Five examples of international travel with a personal component are provided below. Example 1: Trip with a Taxable Event An employee plans a personal vacation to coincide with a business conference in London. He travels to London for 10 days, of which 7 days are business-related and 3 days are personal; 70% of the trip is business and 30% is personal. The employee is a managing executive who does not need authorization for travel.

The traveler is reimbursed for airfare and 7 days of meals and lodging. The other 3 days of meals and lodging are considered personal and are not reimbursed. Since none of the four exceptions applies: 1) the employee did exercise substantial control in arranging the trip, 2) the trip was longer than one week, 3) at least 25% of the time outside the U.S. was spent on personal activities, and 4) vacation was a major consideration in planning the trip, the employee must be taxed on 30% of the airfare, which is considered personal use under IRS regulations. (Personal Component: 3 days/10 days = 30%) Example 2: Trip with No Taxable Event Due to Exception 3 An employee travels to London for 10 days, of which 8 days are business related and 2 days are personal; 80% of the trip is business and 20% is personal.

The traveler is reimbursed for airfare and 8 days of meals and lodging. The other 2 days of meals and lodging are considered personal and are not reimbursed. The cost of airfare, even though it is reimbursed to the traveler, is not taxable since the personal component is not equal to or greater than 25% of the trip. (Personal Component: 2 days/10 days = 20%) In this circumstance, because one of the exceptions is met, we don’t need to examine the other 3 exceptions for applicability. Example 3: Trip with No Taxable Event Due to Exception 1 An employee who is neither a managing executive of, nor related to, Y Company, travels to Japan for a business conference on behalf of his employer, Y Company.

The employee is reimbursed by Y for his traveling expense to and from the conference location.

The trip took more than a week and the employee took advantage of the opportunity to enjoy a personal vacation which exceeded 25 percent of the total time on the trip. Since the employee, traveling under a reimbursement arrangement, is not a managing executive of, or related to, Y Company, he is not considered to have substantial control over the arranging of the business trip, and the travel expenses shall be considered fully allocable to business activity.

AP: Campus Travel Procedures 39 January 2018 Example 4: Trip with No Taxable Event Due to Exception 4 A managing executive and principal shareholder of X Company, travels from New York to Stockholm, Sweden, to attend a series of business meetings.
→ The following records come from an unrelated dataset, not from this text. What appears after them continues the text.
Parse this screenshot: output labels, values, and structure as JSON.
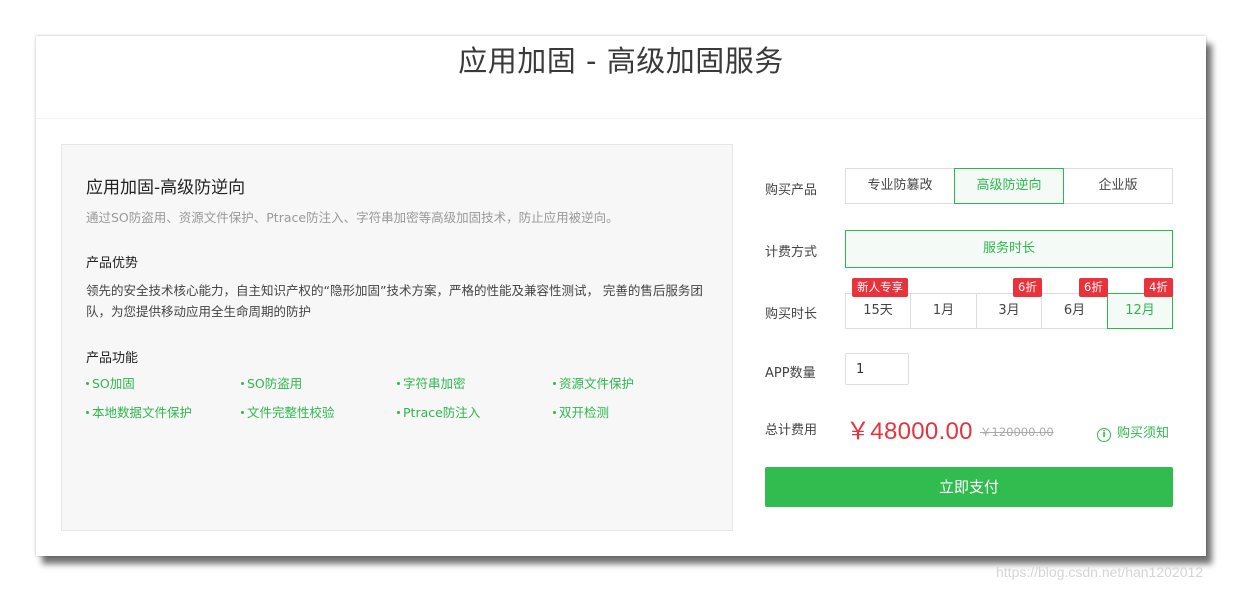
{
  "page_title": "应用加固 - 高级加固服务",
  "product": {
    "title": "应用加固-高级防逆向",
    "subtitle": "通过SO防盗用、资源文件保护、Ptrace防注入、字符串加密等高级加固技术，防止应用被逆向。",
    "advantage_heading": "产品优势",
    "advantage_text": "领先的安全技术核心能力，自主知识产权的“隐形加固”技术方案，严格的性能及兼容性测试， 完善的售后服务团队，为您提供移动应用全生命周期的防护",
    "function_heading": "产品功能",
    "features": [
      "SO加固",
      "SO防盗用",
      "字符串加密",
      "资源文件保护",
      "本地数据文件保护",
      "文件完整性校验",
      "Ptrace防注入",
      "双开检测"
    ]
  },
  "order": {
    "product_label": "购买产品",
    "products": [
      {
        "label": "专业防篡改",
        "active": false
      },
      {
        "label": "高级防逆向",
        "active": true
      },
      {
        "label": "企业版",
        "active": false
      }
    ],
    "billing_label": "计费方式",
    "billing_option": "服务时长",
    "duration_label": "购买时长",
    "durations": [
      {
        "label": "15天",
        "badge": "新人专享",
        "active": false
      },
      {
        "label": "1月",
        "badge": "",
        "active": false
      },
      {
        "label": "3月",
        "badge": "6折",
        "active": false
      },
      {
        "label": "6月",
        "badge": "6折",
        "active": false
      },
      {
        "label": "12月",
        "badge": "4折",
        "active": true
      }
    ],
    "qty_label": "APP数量",
    "qty_value": "1",
    "total_label": "总计费用",
    "price": "￥48000.00",
    "original_price": "￥120000.00",
    "notice": "购买须知",
    "pay_button": "立即支付"
  },
  "watermark": "https://blog.csdn.net/han1202012",
  "colors": {
    "accent": "#2db84d",
    "price": "#e8323c",
    "badge": "#e8323c",
    "pay_button": "#32bb4f"
  }
}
At the conclusion of the series of meetings, which last 1 week, E spends 1 week on a personal vacation in Stockholm. If E establishes either that he did not have substantial control over arranging the trip or that a major consideration in his determining to make the trip was not to provide an opportunity for taking a personal vacation, the entire travel expense to and from Stockholm shall be considered fully allocable to business activity.

Example 5: Trip with No Taxable Event Due to Exception 2 Employee flew from New York to Paris where he conducted business for 1 day. He spent the next 2 days sightseeing in Paris and then flew back to New York. The entire trip, including 2 days for travel en route, took 5 days. Since the time outside the United States away from home during the trip did not exceed 1 week, the entire travel expense to and from Paris shall be considered fully allocable to business activity.